Going through the material below, please gather all lines with the word "chevron" in them.

_Dataset entries_:
..............................

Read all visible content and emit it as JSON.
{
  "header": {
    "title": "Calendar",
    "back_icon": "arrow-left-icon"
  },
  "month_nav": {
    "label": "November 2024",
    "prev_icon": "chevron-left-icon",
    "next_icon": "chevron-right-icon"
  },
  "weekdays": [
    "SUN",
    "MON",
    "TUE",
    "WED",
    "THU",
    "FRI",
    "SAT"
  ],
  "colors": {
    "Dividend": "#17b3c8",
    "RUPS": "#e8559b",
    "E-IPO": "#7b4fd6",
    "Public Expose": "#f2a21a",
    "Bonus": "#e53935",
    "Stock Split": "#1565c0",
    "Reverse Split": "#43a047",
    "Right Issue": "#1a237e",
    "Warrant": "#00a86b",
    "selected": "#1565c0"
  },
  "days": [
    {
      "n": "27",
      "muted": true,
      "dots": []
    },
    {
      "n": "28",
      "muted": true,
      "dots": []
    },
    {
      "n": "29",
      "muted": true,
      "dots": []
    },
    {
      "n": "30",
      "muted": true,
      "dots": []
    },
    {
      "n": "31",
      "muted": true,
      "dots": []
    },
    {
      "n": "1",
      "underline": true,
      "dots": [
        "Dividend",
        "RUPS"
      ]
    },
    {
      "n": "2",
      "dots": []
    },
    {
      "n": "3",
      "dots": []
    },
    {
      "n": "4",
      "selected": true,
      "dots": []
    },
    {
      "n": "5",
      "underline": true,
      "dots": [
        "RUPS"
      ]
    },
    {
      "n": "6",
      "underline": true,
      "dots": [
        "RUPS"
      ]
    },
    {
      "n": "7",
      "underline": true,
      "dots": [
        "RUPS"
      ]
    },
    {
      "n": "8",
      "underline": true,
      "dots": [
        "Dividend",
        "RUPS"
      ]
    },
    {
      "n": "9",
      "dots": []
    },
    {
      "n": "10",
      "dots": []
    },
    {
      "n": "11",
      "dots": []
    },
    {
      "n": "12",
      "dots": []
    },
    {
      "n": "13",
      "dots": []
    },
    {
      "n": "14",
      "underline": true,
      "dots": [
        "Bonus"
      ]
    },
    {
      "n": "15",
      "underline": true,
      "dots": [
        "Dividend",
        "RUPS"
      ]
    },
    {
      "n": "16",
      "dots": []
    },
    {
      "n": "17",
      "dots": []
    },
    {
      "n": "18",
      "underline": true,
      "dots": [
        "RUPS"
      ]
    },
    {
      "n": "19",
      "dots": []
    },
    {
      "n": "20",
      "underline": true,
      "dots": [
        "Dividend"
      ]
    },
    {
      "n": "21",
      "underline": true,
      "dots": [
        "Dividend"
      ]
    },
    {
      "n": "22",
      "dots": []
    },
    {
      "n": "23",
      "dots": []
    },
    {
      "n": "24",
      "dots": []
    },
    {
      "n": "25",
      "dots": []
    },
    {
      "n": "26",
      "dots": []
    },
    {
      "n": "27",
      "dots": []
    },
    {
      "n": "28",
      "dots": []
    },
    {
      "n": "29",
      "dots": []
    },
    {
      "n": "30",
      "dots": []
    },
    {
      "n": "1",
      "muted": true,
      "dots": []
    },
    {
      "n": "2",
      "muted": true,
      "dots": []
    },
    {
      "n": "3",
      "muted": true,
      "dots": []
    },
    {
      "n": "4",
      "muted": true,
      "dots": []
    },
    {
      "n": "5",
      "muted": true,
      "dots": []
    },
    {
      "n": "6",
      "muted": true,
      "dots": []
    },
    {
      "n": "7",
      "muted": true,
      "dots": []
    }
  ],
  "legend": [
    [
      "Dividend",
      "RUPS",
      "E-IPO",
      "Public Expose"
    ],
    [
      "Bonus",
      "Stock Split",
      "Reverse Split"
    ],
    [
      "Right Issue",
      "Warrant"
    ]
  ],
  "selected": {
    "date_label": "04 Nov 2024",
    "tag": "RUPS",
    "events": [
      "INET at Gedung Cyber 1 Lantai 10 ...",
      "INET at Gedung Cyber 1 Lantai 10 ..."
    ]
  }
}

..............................

_Solution for this problem_:
    "prev_icon": "chevron-left-icon",
    "next_icon": "chevron-right-icon"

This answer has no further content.